Bulls encouraged by lower volume on market reactions; “it was figured that the failure to bring out active selling while the market was consolidating its position was a technical indication of considerable significance.”
Incipient interest of the public in the stock market, as indicated by growing inquiries to brokers, was apparently discouraged by the Toledo banking troubles.
US govt. bonds have moved in a narrow range for several months, but maintained a firm tone in face of a generally “drooping” bond market; all issues offered this year are trading at a premium.
Freight car loadings report was disappointing. Anticipated August improvement has failed to materialize. Reports from NY Central and Pennsylvania (report freight loadings a week ahead of other rails) indicate further decline next week.
A “market interest” who has just returned from the Midwest reports little evidence of business improvement; believes any recovery in the fall will be seasonal and minor. While business has shown encouraging stability for the past three months, “the great working and consuming class has experienced such a depletion of financial reserves that the length of the depression lessens rather than increases the chances for a rapid recovery.”
Economic news and individual company reports:
Weekly steel reviews moderately optimistic: “There is nothing, yet, to indicate a genuinely virile recovery, and the improvement is spread rather thinly, but for two weeks now the steel markets have borne the earmarks of the usual fall upturn.” Production is up slightly, while inquiries from construction, pipeline and rail indicate prospect of increased demand; automotive demand holding up better than expected. Steel production for week ended Monday was 33% vs. a little under 32% previous week, a little under 31% two weeks ago, 54 1/2% in 1930, and 90% in 1929.
US foreign trade showed signs of stabilizing in July. Imports, at about $175M, increased $1.5M from June; exports, at $183M, decreased $4.2M. Exports were lowest since Sept. 1914, and imports lowest since Sept. 1916. Some observers believed “increasing stability ... indicates that the low point has likely been reached.” Editorial: With US tariffs higher than ever, exports are down to prewar levels. “Trade is not one-sided. We cannot sell unless we are willing to buy ... the days of extreme nationalism are gone and ... all countries are bound together by the ties of commerce.”
Canada will reportedly establish drastic new import duties on foreign radio sets, hats, hams, and bacon.
Nat'l Elec. Light Assoc. tells Pres. Hoover US utilities will spend about $600M on new construction in 1931, vs. $915M in 1930; much of the decline is due to lower material prices.
Number of US trucks registered in 1930 were 3.481M, up 101,085 from 1929, up 366,940 from 1928, and compared to a total of 20,000 in 1911. However, trucks still carry a relatively small percentage of US freight traffic, estimated at less than 2% for 1928.
Both Japan and Burma, the two largest rice exporters, have almost withdrawn from the export market due to short crops. This has sharply increased rice prices in Asian markets and is seen increasing chances for large Chinese wheat purchases from the Farm Board.
International zinc cartel declared effective Aug. 1; represents 97% of world production outside US.

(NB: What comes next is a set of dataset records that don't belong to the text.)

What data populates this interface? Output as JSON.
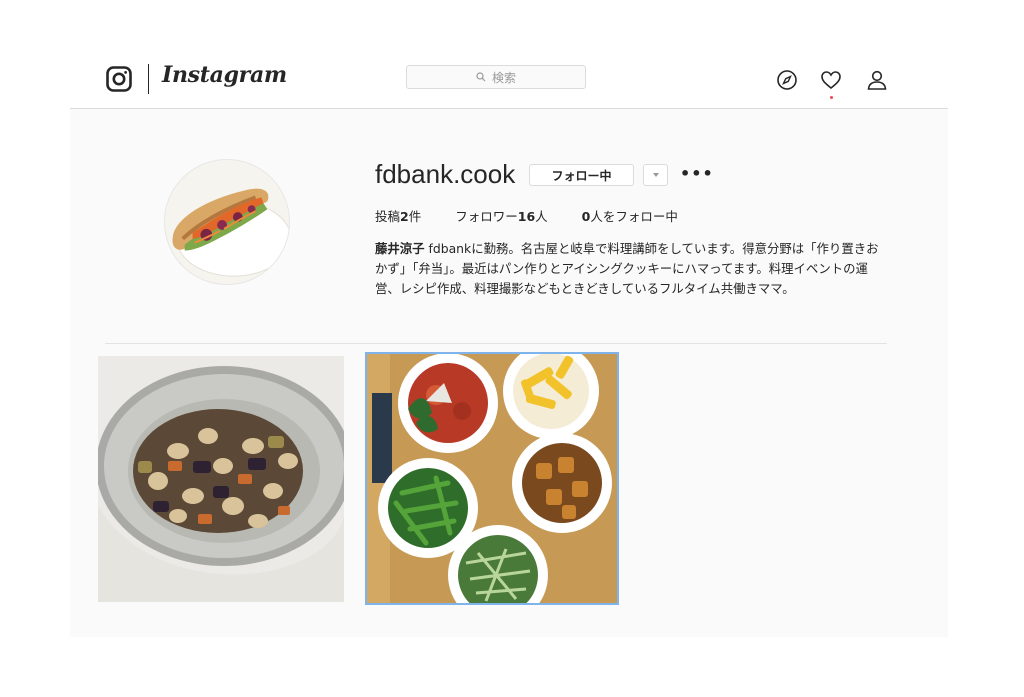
{
  "header": {
    "brand": "Instagram",
    "search_placeholder": "検索",
    "icons": [
      "instagram-logo-icon",
      "search-icon",
      "compass-icon",
      "heart-icon",
      "profile-icon"
    ]
  },
  "profile": {
    "username": "fdbank.cook",
    "follow_button": "フォロー中",
    "more_button": "•••",
    "stats": {
      "posts_prefix": "投稿",
      "posts_count": "2",
      "posts_suffix": "件",
      "followers_prefix": "フォロワー",
      "followers_count": "16",
      "followers_suffix": "人",
      "following_count": "0",
      "following_suffix": "人をフォロー中"
    },
    "bio_name": "藤井涼子",
    "bio_text": " fdbankに勤務。名古屋と岐阜で料理講師をしています。得意分野は「作り置きおかず」「弁当」。最近はパン作りとアイシングクッキーにハマってます。料理イベントの運営、レシピ作成、料理撮影などもときどきしているフルタイム共働きママ。"
  },
  "colors": {
    "accent_blue": "#7fb3ec",
    "notification": "#ed4956",
    "border": "#dbdbdb"
  }
}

World production of silver in the first half was 87.0M ounces, down 20.1% from 1930.
Companies reporting decent earnings: Davenport Hosiery Mills, Perfect Circle (automotive piston rings), Tung-Sol Lamp Works.

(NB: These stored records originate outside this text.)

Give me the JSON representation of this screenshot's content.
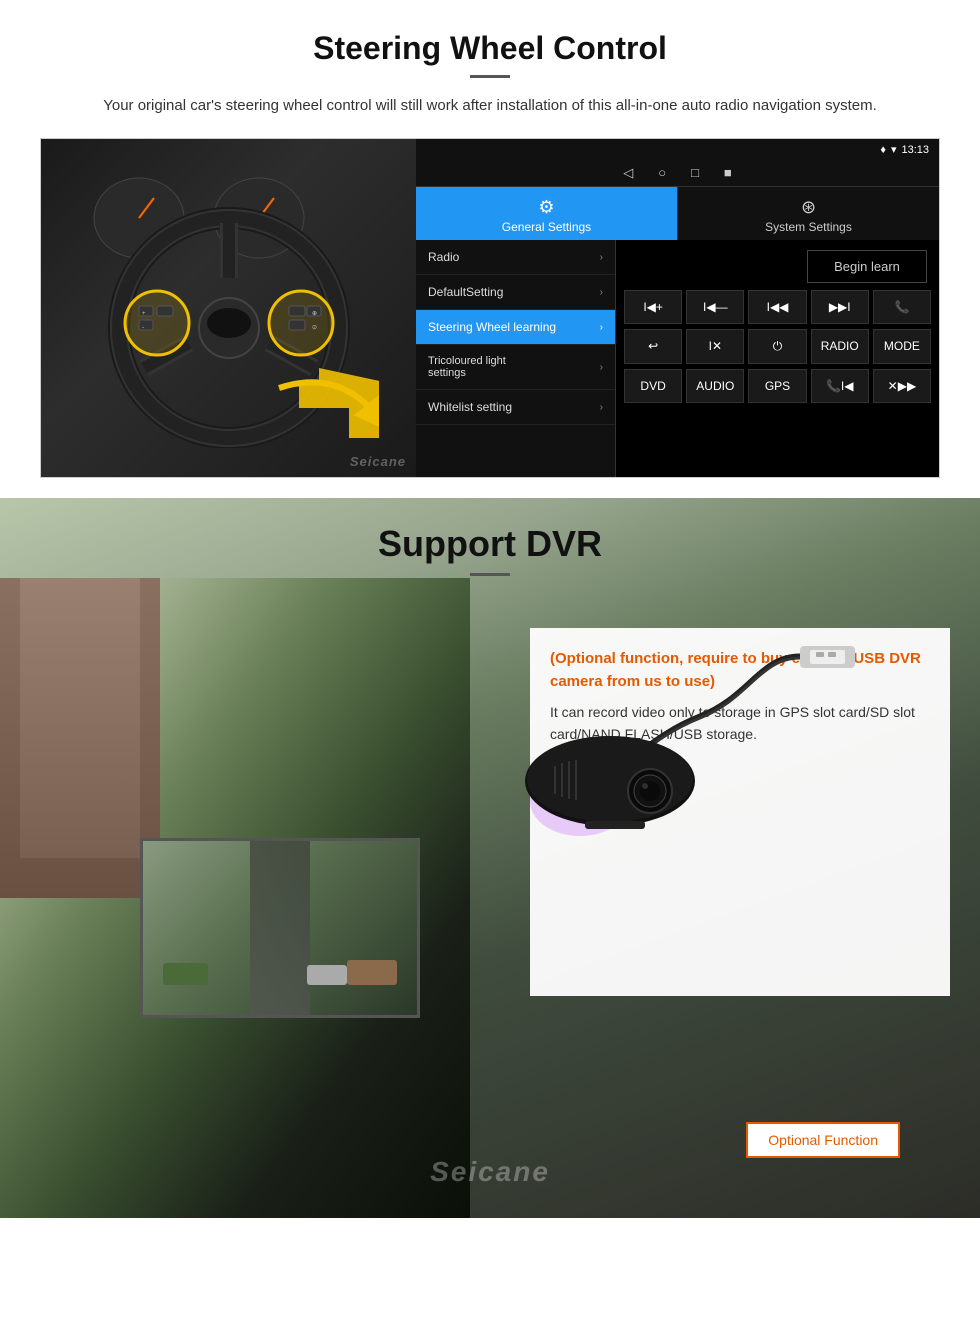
{
  "steering": {
    "title": "Steering Wheel Control",
    "description": "Your original car's steering wheel control will still work after installation of this all-in-one auto radio navigation system.",
    "status_bar": {
      "time": "13:13",
      "signal_icon": "▼",
      "wifi_icon": "▾"
    },
    "nav_icons": [
      "◁",
      "○",
      "□",
      "■"
    ],
    "tabs": {
      "general": {
        "icon": "⚙",
        "label": "General Settings"
      },
      "system": {
        "icon": "⊕",
        "label": "System Settings"
      }
    },
    "menu_items": [
      {
        "label": "Radio",
        "active": false
      },
      {
        "label": "DefaultSetting",
        "active": false
      },
      {
        "label": "Steering Wheel learning",
        "active": true
      },
      {
        "label": "Tricoloured light settings",
        "active": false
      },
      {
        "label": "Whitelist setting",
        "active": false
      }
    ],
    "begin_learn_label": "Begin learn",
    "control_buttons_row1": [
      "I◀+",
      "I◀—",
      "I◀◀",
      "▶▶I",
      "📞"
    ],
    "control_buttons_row2": [
      "↩",
      "I✕",
      "⏻",
      "RADIO",
      "MODE"
    ],
    "control_buttons_row3": [
      "DVD",
      "AUDIO",
      "GPS",
      "📞I◀",
      "✕▶▶"
    ]
  },
  "dvr": {
    "title": "Support DVR",
    "optional_text": "(Optional function, require to buy external USB DVR camera from us to use)",
    "description": "It can record video only to storage in GPS slot card/SD slot card/NAND FLASH/USB storage.",
    "optional_badge_label": "Optional Function"
  },
  "brand": {
    "watermark": "Seicane"
  }
}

Mother - When that bad boy threw rocks at you, why didn't you come and tell me instead of throwing them back at him? Willie - Why, what good would that do? You couldn't hit the broad side of a barn!
Husband - When I came home last night a man tried to hold me up. Wife - Usually when you come home in that condition it takes two to hold you up.